Cooper, Abbie Cornish, Anna Friel, Johnny Whitworth, Robert John Burke, Patricia
Kalember, Tomas Arana, T.V. Carpio, Jennifer Butler, Andrew Howard, Eddie J.
Fernandez, Ann Marie Seal
2011, 105 Minutes, Directed by:
Limitless a science fiction movie?
This is a legitimate question.
On the surface it appears to be so: a slacker copywriter played by Bradley
Cooper (Face in the A-Team remake and the now defunct Alias TV
show) starts using a new experimental drug that makes him use that underutilized
90% of his brain.
(It is considered to be a
truism that humans only use 10% of their brain, a “fact” ascribed to Albert
Einstein and endorsed by those Scientology leaflets which want you to part with
your money. It is however a myth, read
The drug gives Cooper’s
character almost superhuman abilities. Imagine if you can somehow clearly recall
each piece of information you have ever ingested throughout your entire
existence, including even those Bruce Lee movies that subliminally taught you
how to fight and ward off muggers. As you might think this gives him an unfair
advantage and Cooper soon becomes involved in the world of high finance.
The experimental drug is
certainly a science fiction plot device, but what the movie does with it isn’t
exactly sci-fi. Instead it repeats several drug movie clichés: the hapless
junkie getting involved with the wrong criminal crowd, our hero finding he has
to cope without the drugs, etc.
Several plot strands the movie
picks up never gets resolved or muddled over: so who did murder that woman in
the hotel room? Who made the drug to begin with and why aren’t they flooding our
pharmacies or back streets with them (nasty after effects aside)? Like 1978’s
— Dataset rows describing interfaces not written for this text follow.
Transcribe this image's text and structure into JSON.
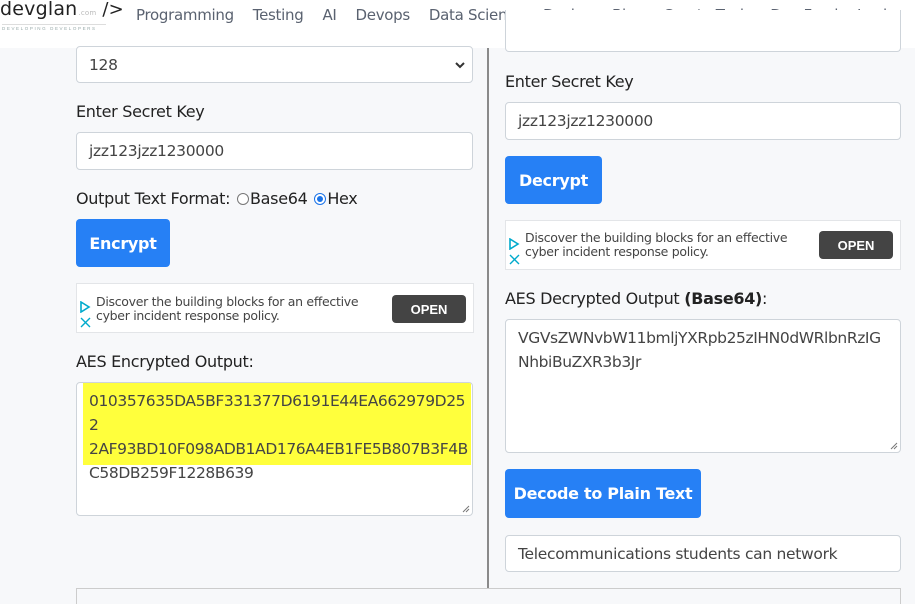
{
  "header": {
    "logo": {
      "main": "devglan",
      "com": ".com",
      "slash": "/>",
      "tagline": "DEVELOPING DEVELOPERS"
    },
    "nav": [
      {
        "label": "Programming"
      },
      {
        "label": "Testing"
      },
      {
        "label": "AI"
      },
      {
        "label": "Devops"
      },
      {
        "label": "Data Science"
      },
      {
        "label": "Design"
      },
      {
        "label": "Blog"
      },
      {
        "label": "Crypto Tools"
      },
      {
        "label": "Dev Feed"
      },
      {
        "label": "Login"
      }
    ]
  },
  "encrypt": {
    "key_size_value": "128",
    "secret_key_label": "Enter Secret Key",
    "secret_key_value": "jzz123jzz1230000",
    "output_format_label": "Output Text Format:",
    "format_options": [
      {
        "label": "Base64",
        "checked": false
      },
      {
        "label": "Hex",
        "checked": true
      }
    ],
    "encrypt_button": "Encrypt",
    "ad": {
      "text_line1": "Discover the building blocks for an effective",
      "text_line2": "cyber incident response policy.",
      "button": "OPEN"
    },
    "output_label": "AES Encrypted Output:",
    "output_lines": [
      "010357635DA5BF331377D6191E44EA662979D252",
      "2AF93BD10F098ADB1AD176A4EB1FE5B807B3F4B",
      "C58DB259F1228B639"
    ],
    "highlight_color": "#ffff3c"
  },
  "decrypt": {
    "secret_key_label": "Enter Secret Key",
    "secret_key_value": "jzz123jzz1230000",
    "decrypt_button": "Decrypt",
    "ad": {
      "text_line1": "Discover the building blocks for an effective",
      "text_line2": "cyber incident response policy.",
      "button": "OPEN"
    },
    "output_label_prefix": "AES Decrypted Output ",
    "output_label_bold": "(Base64)",
    "output_label_suffix": ":",
    "output_lines": [
      "VGVsZWNvbW11bmljYXRpb25zIHN0dWRlbnRzIG",
      "NhbiBuZXR3b3Jr"
    ],
    "decode_button": "Decode to Plain Text",
    "plain_text_value": "Telecommunications students can network"
  },
  "colors": {
    "primary": "#2680f5",
    "ad_button": "#444444",
    "ad_icon": "#00aacc"
  }
}
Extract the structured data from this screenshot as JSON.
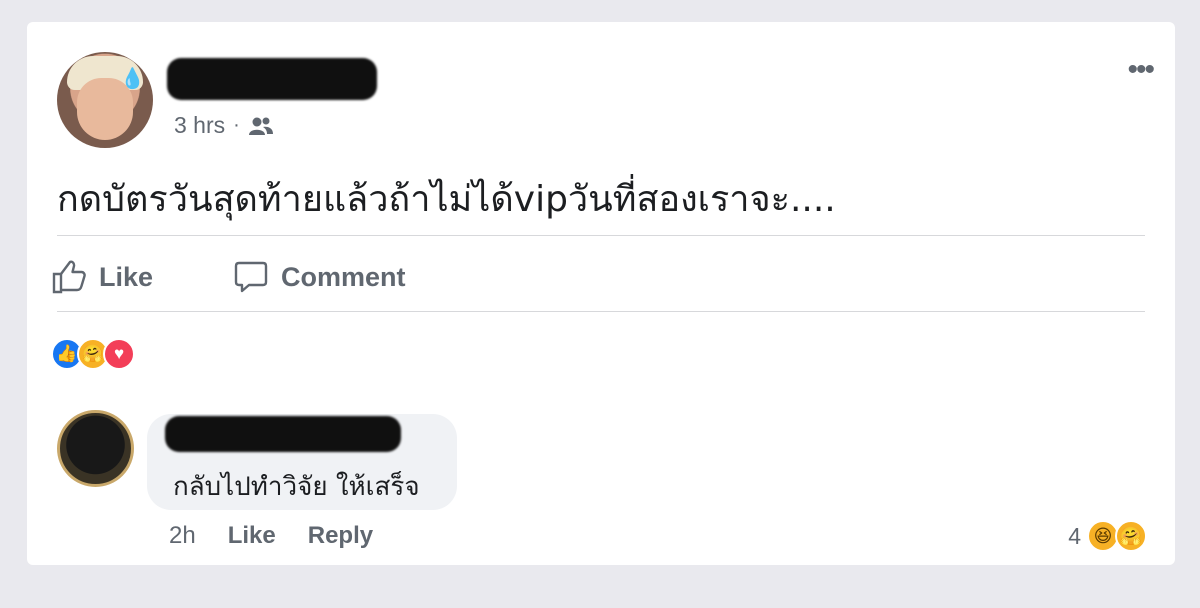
{
  "post": {
    "time": "3 hrs",
    "separator": "·",
    "privacy_icon": "friends-icon",
    "text": "กดบัตรวันสุดท้ายแล้วถ้าไม่ได้vipวันที่สองเราจะ....",
    "more_label": "•••"
  },
  "actions": {
    "like_label": "Like",
    "comment_label": "Comment"
  },
  "reactions": [
    "like-reaction-icon",
    "care-reaction-icon",
    "love-reaction-icon"
  ],
  "comment": {
    "text": "กลับไปทำวิจัย ให้เสร็จ",
    "time": "2h",
    "like_label": "Like",
    "reply_label": "Reply",
    "reaction_count": "4",
    "reactions": [
      "haha-reaction-icon",
      "care-reaction-icon"
    ]
  },
  "colors": {
    "background": "#e9e9ee",
    "card": "#ffffff",
    "muted_text": "#606770",
    "like_blue": "#1877f2",
    "love_red": "#f33e58",
    "care_yellow": "#f7b125"
  }
}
The Fury or 1981’s Scanners
one can almost imagine a clandestine war between super-powered individuals vying
None of this actually happens,
which leaves the question whether Limitless is in fact a science fiction
That aside, there is much to
recommend Limitless. The screenplay is inventive and clever (we watched
it as a double bill with the brain-dead Nicolas Cage actioner
Drive Angry – guess which one we
preferred?) and acting is decent too. Illusionist-director Neil Burger
pulls out every audiovisual trick from his sleeve in an attempt to prevent the
somewhat talky movie from becoming dull. Luckily all the flashy cinematography
and editing never becomes distracting and Limitless is one of the year’s
more pleasant surprises.
Worth checking out even if the
sci-fi geek in you were secretly hoping for a super-powered muties vs. norms
battle royale . . .